---------- The data ----------

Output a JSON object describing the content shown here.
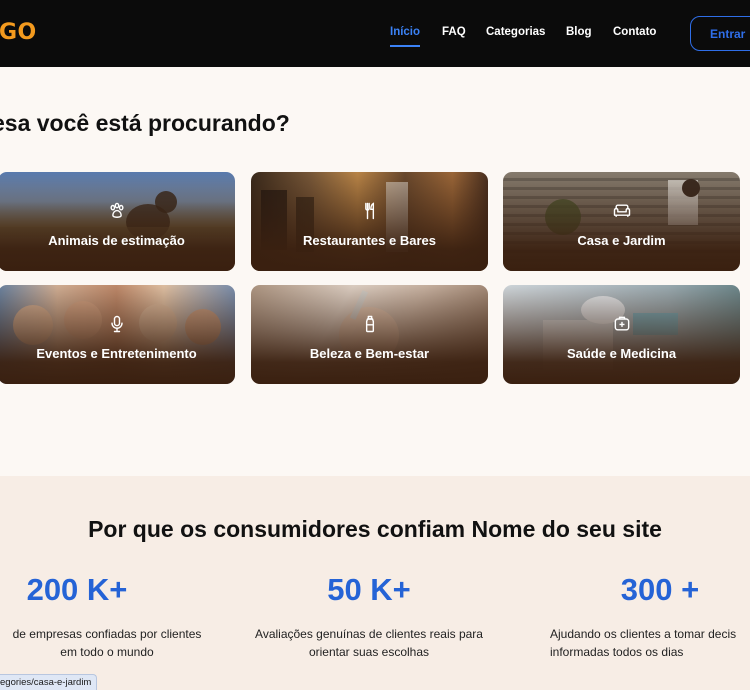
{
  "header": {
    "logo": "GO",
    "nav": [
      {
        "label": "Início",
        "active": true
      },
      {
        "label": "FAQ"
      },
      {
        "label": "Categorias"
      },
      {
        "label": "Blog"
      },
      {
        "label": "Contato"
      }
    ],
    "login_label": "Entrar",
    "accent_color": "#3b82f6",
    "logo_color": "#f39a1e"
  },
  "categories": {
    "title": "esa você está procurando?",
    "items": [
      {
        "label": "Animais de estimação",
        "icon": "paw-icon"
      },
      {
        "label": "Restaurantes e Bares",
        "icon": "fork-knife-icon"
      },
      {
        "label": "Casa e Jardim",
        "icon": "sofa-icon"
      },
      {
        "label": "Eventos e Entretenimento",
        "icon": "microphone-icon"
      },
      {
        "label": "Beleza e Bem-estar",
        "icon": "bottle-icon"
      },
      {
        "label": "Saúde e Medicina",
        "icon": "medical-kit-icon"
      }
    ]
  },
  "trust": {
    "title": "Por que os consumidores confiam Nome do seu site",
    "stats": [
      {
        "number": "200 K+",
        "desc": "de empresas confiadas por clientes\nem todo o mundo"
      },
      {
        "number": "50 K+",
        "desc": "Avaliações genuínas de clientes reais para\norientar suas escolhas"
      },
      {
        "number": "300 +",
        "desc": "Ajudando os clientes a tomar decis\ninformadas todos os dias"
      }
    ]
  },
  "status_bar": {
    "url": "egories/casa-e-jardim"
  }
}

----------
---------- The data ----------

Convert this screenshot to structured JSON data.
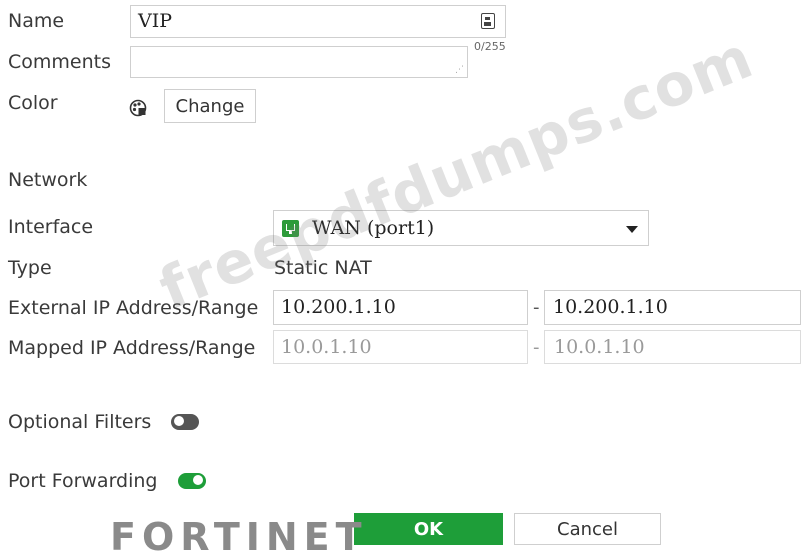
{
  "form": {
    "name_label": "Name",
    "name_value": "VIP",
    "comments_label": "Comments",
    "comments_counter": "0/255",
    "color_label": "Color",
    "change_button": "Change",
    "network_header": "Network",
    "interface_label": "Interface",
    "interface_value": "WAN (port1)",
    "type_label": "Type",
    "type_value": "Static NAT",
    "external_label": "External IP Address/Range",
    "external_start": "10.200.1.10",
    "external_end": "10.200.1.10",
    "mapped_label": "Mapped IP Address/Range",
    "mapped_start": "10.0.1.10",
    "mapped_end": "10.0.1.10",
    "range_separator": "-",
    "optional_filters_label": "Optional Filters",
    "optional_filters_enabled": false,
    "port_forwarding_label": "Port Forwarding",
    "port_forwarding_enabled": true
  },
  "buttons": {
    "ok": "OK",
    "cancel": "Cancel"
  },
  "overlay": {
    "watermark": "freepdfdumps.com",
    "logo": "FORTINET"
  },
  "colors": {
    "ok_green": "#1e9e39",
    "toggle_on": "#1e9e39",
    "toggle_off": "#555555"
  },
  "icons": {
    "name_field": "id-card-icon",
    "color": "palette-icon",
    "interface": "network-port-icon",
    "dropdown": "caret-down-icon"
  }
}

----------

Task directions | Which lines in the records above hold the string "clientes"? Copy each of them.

Finished exercise |
        "desc": "de empresas confiadas por clientes\nem todo o mundo"
        "desc": "Avaliações genuínas de clientes reais para\norientar suas escolhas"
        "desc": "Ajudando os clientes a tomar decis\ninformadas todos os dias"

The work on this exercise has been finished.